→ Records contained in a dataset
- - -
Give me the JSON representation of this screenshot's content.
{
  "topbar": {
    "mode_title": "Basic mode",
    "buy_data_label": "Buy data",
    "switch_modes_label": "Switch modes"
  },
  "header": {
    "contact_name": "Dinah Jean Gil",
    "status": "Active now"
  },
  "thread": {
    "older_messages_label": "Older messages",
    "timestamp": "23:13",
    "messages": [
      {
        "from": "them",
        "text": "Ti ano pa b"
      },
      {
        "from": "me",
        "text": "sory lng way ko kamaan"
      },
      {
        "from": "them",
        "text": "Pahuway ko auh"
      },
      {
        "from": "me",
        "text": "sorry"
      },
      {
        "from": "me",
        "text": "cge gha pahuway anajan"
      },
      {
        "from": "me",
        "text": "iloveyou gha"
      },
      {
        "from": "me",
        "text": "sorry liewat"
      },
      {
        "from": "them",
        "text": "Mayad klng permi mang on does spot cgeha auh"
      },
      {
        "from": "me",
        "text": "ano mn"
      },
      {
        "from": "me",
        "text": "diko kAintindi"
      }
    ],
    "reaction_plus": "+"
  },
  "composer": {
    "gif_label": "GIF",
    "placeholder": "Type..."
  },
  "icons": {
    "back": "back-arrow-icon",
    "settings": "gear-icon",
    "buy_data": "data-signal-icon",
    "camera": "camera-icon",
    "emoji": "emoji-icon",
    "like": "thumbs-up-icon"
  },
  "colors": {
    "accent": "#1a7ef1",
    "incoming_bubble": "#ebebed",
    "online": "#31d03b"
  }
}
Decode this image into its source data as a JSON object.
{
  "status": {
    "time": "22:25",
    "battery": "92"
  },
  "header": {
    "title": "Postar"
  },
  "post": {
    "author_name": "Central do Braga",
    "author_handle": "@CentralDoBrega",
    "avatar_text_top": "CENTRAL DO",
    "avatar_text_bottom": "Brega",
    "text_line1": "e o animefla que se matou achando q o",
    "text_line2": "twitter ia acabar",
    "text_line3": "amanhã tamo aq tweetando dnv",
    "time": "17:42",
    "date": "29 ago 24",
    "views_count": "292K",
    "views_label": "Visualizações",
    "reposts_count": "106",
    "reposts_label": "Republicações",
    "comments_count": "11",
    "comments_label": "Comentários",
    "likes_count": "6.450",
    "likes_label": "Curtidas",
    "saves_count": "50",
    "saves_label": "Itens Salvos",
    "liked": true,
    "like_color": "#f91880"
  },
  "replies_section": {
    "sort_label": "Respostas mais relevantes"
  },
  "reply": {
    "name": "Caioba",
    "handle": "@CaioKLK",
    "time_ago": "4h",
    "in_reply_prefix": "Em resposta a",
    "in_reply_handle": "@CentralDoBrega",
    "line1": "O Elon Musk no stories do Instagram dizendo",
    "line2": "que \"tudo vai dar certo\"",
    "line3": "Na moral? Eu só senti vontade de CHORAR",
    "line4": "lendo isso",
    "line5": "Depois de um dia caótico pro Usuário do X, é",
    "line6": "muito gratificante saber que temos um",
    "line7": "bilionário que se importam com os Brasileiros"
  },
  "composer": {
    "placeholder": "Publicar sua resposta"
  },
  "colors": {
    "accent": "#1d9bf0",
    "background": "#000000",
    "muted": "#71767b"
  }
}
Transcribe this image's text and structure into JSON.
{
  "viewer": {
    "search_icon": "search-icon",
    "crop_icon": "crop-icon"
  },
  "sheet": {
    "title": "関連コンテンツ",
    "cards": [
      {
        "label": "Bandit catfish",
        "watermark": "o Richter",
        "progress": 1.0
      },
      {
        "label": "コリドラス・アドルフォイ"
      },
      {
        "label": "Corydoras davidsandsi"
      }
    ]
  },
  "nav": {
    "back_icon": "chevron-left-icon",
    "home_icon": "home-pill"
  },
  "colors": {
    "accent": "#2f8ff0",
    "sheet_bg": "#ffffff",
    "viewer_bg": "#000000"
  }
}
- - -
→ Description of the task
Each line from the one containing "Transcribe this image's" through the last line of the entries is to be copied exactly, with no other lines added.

→ Response box
Transcribe this image's text and structure into JSON.
{
  "viewer": {
    "search_icon": "search-icon",
    "crop_icon": "crop-icon"
  },
  "sheet": {
    "title": "関連コンテンツ",
    "cards": [
      {
        "label": "Bandit catfish",
        "watermark": "o Richter",
        "progress": 1.0
      },
      {
        "label": "コリドラス・アドルフォイ"
      },
      {
        "label": "Corydoras davidsandsi"
      }
    ]
  },
  "nav": {
    "back_icon": "chevron-left-icon",
    "home_icon": "home-pill"
  },
  "colors": {
    "accent": "#2f8ff0",
    "sheet_bg": "#ffffff",
    "viewer_bg": "#000000"
  }
}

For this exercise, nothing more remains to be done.